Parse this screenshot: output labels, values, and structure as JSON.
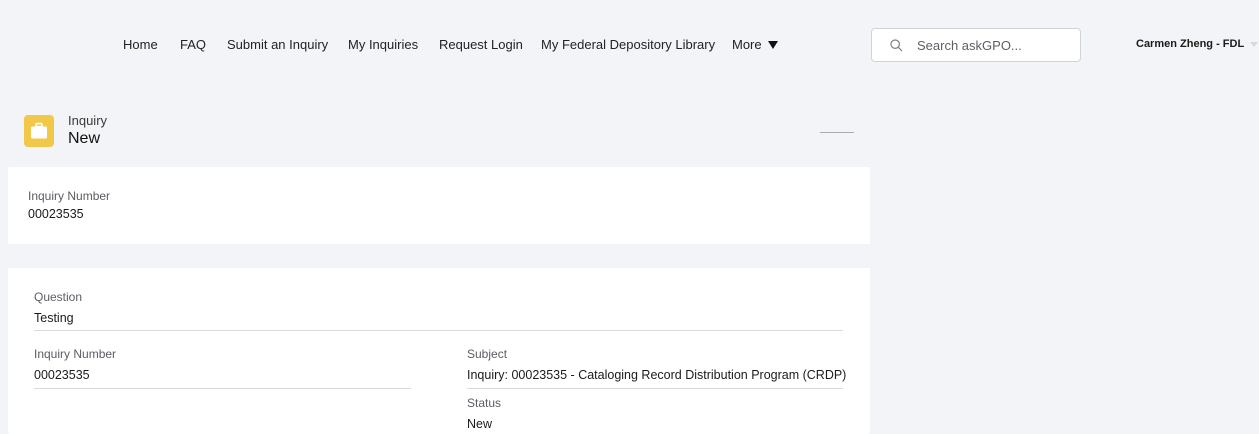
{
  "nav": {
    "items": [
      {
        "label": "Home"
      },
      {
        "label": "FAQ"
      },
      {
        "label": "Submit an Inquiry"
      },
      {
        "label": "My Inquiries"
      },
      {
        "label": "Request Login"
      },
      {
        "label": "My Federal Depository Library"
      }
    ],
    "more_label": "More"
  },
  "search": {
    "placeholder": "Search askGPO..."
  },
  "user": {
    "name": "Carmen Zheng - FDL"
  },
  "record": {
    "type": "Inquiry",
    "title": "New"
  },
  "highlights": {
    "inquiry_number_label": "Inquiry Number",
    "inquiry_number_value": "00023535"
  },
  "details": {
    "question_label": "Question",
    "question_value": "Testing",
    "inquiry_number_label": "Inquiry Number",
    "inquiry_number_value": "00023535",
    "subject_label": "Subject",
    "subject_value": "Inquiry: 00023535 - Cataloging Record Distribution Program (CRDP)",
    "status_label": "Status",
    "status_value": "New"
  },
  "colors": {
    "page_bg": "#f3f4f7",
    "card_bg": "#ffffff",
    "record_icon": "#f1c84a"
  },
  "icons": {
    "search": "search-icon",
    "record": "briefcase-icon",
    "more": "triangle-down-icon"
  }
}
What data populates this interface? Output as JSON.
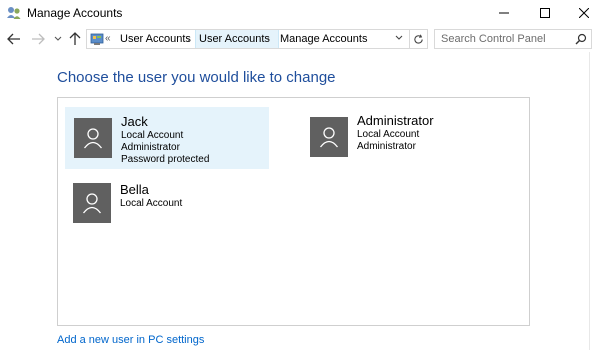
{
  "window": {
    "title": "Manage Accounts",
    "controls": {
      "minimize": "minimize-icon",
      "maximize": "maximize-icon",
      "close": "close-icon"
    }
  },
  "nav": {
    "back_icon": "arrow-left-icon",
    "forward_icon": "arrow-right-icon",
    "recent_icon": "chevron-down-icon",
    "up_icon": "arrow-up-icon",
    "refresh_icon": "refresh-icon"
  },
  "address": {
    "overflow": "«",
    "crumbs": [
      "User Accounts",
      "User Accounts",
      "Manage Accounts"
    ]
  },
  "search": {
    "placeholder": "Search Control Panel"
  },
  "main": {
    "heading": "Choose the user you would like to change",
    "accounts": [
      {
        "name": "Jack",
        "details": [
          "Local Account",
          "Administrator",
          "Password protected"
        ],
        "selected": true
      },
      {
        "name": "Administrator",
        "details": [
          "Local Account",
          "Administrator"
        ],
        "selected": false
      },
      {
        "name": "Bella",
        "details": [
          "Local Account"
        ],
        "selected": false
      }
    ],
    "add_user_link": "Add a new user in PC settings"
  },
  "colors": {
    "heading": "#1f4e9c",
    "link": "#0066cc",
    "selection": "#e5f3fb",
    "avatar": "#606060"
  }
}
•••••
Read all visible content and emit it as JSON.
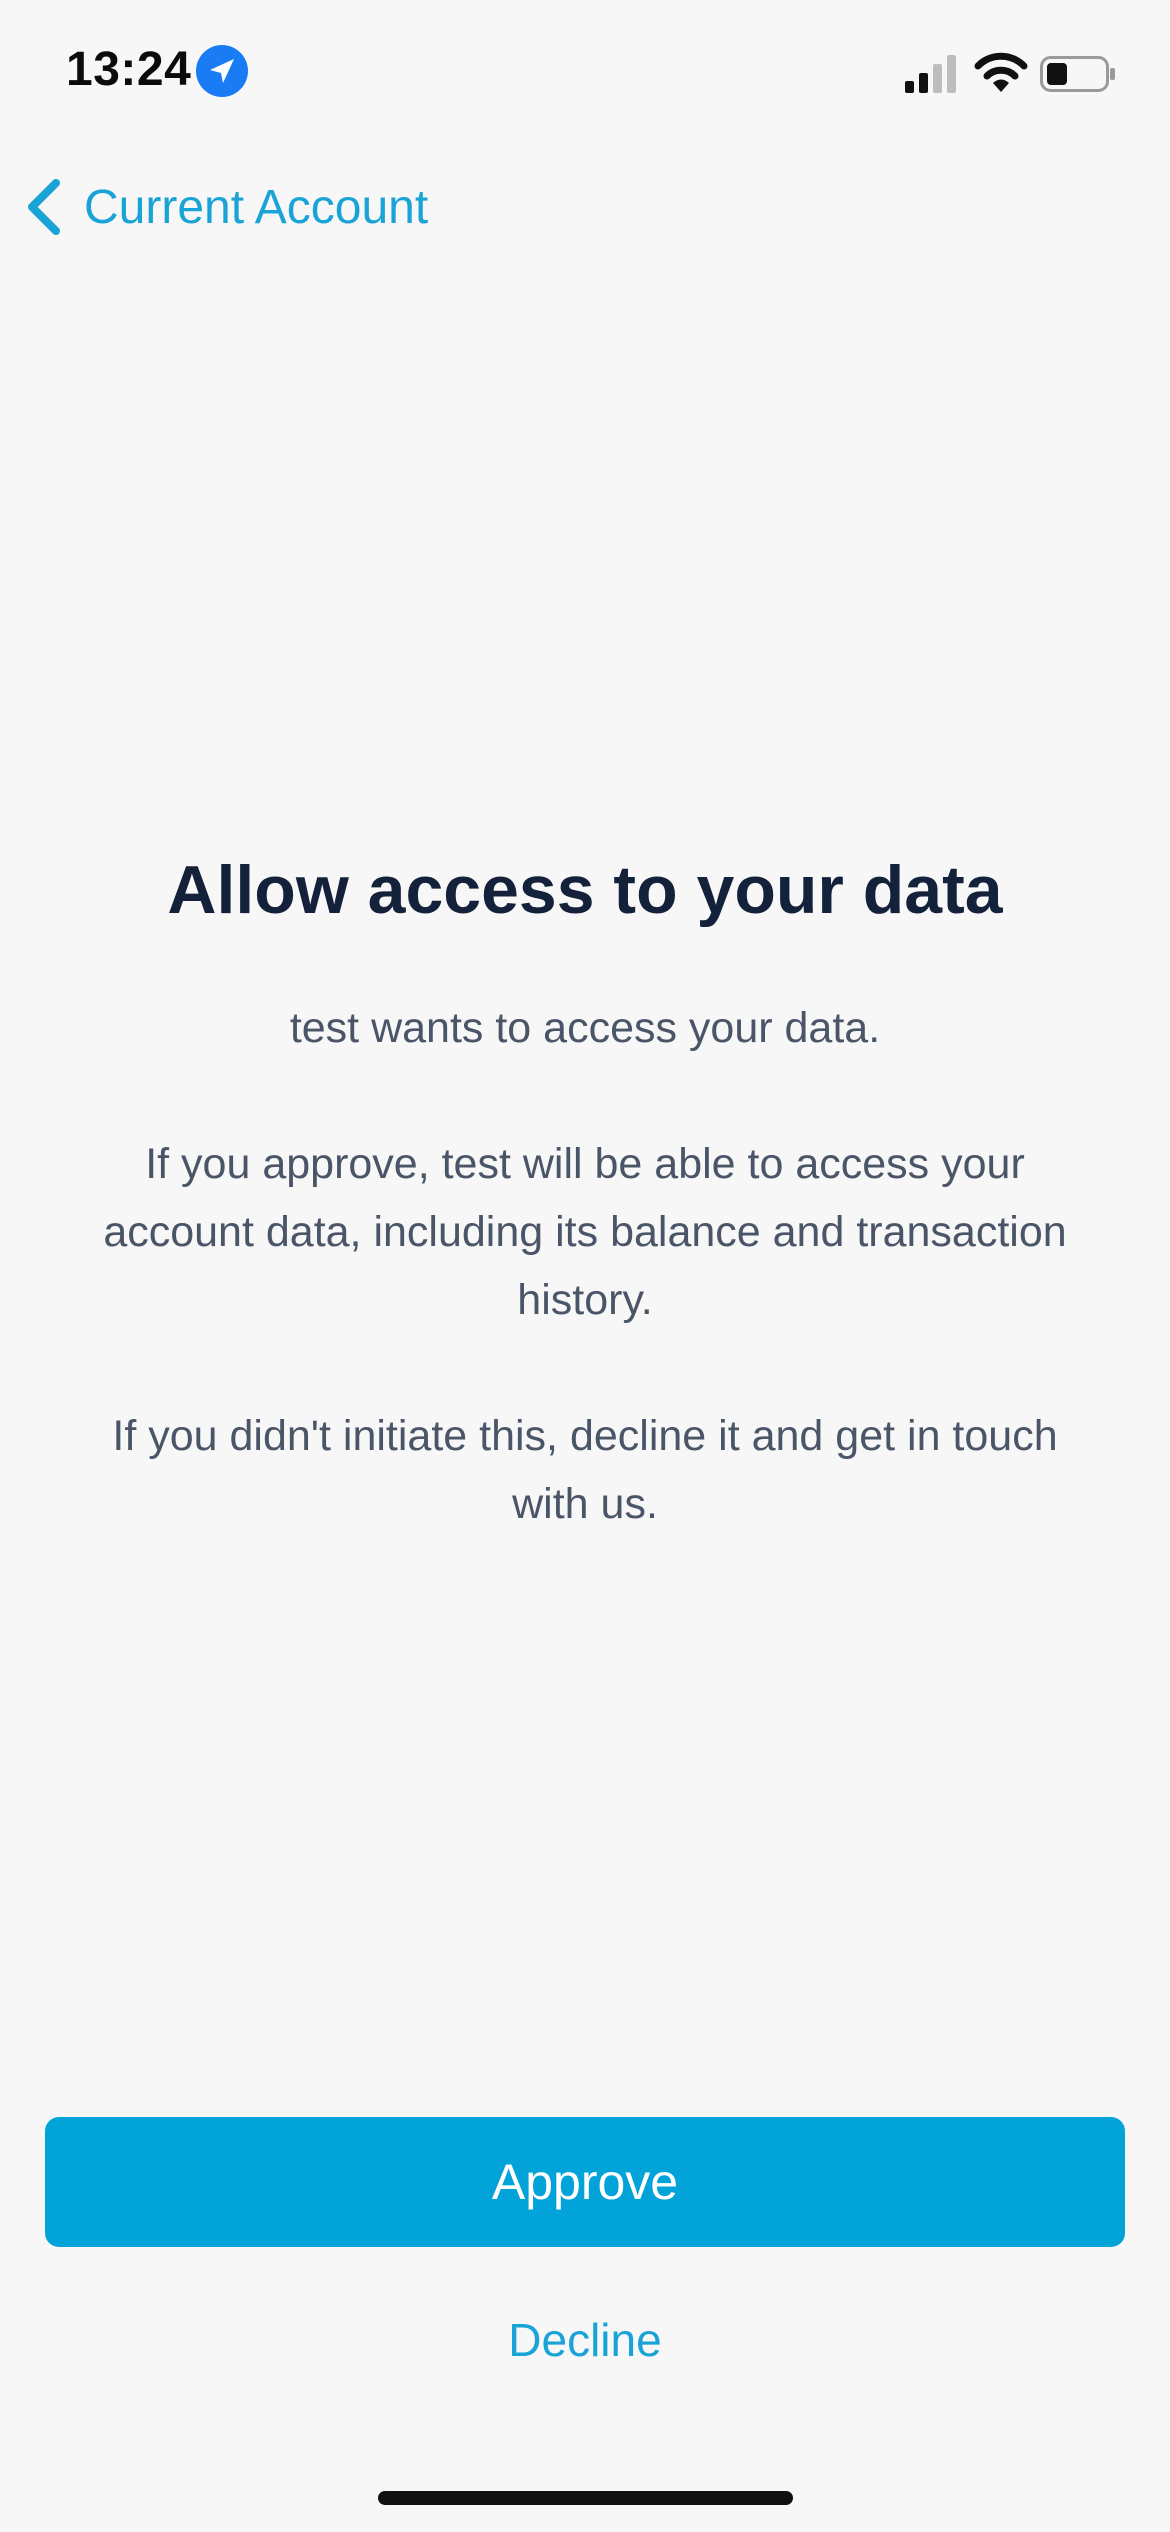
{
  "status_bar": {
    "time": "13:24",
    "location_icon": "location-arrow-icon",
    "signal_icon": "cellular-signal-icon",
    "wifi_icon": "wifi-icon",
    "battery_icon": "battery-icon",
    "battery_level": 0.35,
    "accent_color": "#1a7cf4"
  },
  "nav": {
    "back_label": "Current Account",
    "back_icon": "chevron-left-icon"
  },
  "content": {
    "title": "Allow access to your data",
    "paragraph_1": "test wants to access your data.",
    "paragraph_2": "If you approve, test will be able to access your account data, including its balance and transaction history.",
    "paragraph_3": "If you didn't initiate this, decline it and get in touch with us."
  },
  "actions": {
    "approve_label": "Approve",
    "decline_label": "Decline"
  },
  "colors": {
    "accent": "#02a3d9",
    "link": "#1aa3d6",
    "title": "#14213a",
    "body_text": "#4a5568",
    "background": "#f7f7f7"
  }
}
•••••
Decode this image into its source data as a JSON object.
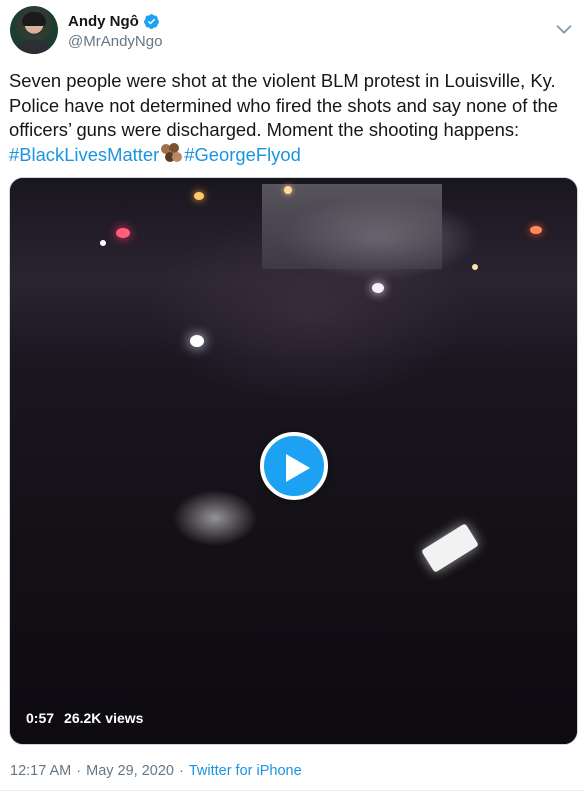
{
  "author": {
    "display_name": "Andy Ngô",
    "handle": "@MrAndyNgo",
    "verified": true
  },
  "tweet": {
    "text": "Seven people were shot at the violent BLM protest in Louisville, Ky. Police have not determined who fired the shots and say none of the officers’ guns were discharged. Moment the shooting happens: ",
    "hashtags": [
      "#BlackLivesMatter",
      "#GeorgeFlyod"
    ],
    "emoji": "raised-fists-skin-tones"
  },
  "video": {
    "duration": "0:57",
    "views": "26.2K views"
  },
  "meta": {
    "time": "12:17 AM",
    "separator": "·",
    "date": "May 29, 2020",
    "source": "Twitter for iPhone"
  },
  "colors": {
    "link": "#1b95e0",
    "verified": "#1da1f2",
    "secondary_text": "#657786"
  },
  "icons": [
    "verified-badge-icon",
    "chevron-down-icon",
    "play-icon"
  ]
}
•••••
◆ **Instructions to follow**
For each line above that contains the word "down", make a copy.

◆ **Response for this exercise**
    "more": "triangle-down-icon"
    "recent_icon": "chevron-down-icon",
    "chevron-down-icon",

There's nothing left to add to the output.